GOAL OF THE EXERCISE
Go through the material underneath and show every line where the string "screenshot" occurs.

SUPPLIED DATA
————
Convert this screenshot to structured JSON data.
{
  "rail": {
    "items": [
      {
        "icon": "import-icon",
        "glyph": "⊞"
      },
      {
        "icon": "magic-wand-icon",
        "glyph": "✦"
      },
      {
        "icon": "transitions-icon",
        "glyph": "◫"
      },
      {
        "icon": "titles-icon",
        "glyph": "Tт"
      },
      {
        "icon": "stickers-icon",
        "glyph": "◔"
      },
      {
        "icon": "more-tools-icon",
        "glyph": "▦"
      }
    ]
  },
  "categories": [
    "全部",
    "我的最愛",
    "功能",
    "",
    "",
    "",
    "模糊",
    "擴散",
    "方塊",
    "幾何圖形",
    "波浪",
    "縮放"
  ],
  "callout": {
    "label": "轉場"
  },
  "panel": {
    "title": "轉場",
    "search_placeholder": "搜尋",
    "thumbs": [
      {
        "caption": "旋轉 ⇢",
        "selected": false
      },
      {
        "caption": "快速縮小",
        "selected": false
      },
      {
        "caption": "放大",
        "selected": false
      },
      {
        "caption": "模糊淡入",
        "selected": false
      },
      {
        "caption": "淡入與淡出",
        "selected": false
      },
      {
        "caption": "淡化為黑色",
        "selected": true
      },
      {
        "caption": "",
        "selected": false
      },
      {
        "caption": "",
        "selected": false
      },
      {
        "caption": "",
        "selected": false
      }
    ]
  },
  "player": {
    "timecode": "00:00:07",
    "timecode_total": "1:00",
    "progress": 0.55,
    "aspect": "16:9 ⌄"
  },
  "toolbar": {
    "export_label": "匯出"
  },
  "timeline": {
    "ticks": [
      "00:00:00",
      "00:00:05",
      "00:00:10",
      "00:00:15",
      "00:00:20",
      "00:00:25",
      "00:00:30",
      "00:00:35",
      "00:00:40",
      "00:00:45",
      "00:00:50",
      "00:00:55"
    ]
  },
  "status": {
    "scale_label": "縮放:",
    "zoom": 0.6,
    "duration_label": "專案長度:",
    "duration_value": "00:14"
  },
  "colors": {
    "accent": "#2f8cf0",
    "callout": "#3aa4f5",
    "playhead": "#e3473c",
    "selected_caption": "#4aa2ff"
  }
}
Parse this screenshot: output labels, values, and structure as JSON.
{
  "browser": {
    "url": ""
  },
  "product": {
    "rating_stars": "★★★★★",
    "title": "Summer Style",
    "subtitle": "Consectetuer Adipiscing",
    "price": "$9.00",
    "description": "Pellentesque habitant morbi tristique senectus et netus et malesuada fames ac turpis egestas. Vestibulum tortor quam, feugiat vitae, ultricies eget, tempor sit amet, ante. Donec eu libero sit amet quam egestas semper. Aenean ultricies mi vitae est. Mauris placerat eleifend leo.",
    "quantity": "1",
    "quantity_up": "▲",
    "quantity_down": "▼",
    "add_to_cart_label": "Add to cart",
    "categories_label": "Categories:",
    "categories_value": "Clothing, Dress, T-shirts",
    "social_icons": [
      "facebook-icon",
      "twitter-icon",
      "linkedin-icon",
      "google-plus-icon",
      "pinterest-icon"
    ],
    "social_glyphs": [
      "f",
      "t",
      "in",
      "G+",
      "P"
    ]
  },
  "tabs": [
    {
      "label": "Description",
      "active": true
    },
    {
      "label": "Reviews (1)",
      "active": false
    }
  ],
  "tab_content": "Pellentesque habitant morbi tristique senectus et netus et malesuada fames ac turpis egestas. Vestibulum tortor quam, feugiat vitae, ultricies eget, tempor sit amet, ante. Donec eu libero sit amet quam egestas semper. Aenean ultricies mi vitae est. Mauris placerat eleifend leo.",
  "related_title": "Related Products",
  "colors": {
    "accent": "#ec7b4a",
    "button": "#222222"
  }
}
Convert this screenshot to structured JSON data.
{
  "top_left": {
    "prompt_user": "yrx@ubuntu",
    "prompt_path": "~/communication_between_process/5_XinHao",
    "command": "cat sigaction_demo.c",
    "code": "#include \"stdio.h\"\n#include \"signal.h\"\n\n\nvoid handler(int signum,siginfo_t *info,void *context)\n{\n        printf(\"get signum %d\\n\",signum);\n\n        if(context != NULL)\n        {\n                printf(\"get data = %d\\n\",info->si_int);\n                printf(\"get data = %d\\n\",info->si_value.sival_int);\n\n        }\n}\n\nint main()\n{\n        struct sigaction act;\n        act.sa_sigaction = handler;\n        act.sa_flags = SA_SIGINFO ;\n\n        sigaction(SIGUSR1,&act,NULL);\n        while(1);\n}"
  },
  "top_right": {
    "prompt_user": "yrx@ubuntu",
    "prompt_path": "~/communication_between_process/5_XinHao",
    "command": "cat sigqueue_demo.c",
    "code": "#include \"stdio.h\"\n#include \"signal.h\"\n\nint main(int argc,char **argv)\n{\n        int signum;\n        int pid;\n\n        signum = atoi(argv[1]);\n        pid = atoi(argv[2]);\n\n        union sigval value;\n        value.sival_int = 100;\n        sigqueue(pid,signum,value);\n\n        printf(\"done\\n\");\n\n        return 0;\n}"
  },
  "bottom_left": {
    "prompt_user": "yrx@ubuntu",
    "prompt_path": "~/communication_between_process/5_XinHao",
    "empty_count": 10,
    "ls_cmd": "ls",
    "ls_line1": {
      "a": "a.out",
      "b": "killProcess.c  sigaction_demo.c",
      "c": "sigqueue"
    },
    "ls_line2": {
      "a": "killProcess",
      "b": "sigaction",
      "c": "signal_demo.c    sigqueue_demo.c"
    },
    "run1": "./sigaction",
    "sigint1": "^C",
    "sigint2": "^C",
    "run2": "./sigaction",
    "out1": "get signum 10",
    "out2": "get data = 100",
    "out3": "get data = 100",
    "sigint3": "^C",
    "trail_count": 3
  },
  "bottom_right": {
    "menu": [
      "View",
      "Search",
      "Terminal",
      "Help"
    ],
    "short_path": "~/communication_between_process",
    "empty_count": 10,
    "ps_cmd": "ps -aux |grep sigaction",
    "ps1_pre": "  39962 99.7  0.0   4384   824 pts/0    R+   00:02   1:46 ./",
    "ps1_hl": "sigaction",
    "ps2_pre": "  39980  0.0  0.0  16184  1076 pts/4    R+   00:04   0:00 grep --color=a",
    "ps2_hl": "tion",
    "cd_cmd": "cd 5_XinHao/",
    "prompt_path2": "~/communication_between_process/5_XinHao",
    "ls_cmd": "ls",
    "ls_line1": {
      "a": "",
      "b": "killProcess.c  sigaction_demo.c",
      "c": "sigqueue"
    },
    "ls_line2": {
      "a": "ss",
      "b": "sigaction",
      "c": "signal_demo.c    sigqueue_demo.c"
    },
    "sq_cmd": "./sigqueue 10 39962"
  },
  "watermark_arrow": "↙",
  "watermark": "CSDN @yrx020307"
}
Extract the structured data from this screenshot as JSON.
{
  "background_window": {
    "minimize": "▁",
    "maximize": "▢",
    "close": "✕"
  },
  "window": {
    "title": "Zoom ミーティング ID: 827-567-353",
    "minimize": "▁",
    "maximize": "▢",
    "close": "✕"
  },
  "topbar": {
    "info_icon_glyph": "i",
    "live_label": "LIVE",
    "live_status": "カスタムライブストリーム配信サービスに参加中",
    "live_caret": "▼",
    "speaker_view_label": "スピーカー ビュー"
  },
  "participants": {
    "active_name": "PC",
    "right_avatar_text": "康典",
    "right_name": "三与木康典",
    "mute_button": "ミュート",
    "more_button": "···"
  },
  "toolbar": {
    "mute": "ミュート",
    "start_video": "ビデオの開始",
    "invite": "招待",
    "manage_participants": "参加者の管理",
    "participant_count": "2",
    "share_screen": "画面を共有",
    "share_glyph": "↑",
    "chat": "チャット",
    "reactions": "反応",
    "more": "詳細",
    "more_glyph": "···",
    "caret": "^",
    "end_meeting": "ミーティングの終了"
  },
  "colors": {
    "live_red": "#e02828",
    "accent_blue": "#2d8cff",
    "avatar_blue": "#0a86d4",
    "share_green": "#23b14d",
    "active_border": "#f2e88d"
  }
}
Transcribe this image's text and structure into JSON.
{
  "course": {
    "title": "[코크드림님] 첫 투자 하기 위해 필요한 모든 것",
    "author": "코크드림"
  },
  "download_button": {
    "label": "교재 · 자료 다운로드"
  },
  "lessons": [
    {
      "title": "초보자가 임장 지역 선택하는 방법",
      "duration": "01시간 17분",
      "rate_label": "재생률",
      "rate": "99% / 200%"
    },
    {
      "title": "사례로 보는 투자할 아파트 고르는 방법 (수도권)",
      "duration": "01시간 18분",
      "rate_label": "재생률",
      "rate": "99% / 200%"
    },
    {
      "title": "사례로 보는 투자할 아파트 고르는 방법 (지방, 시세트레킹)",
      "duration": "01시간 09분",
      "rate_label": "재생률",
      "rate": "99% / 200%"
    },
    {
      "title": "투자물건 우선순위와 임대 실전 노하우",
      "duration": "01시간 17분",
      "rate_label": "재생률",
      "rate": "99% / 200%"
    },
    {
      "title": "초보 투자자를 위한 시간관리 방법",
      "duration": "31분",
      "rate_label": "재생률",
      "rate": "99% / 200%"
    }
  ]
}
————
SOLUTION
Convert this screenshot to structured JSON data.
Parse this screenshot: output labels, values, and structure as JSON.
Convert this screenshot to structured JSON data.
Extract the structured data from this screenshot as JSON.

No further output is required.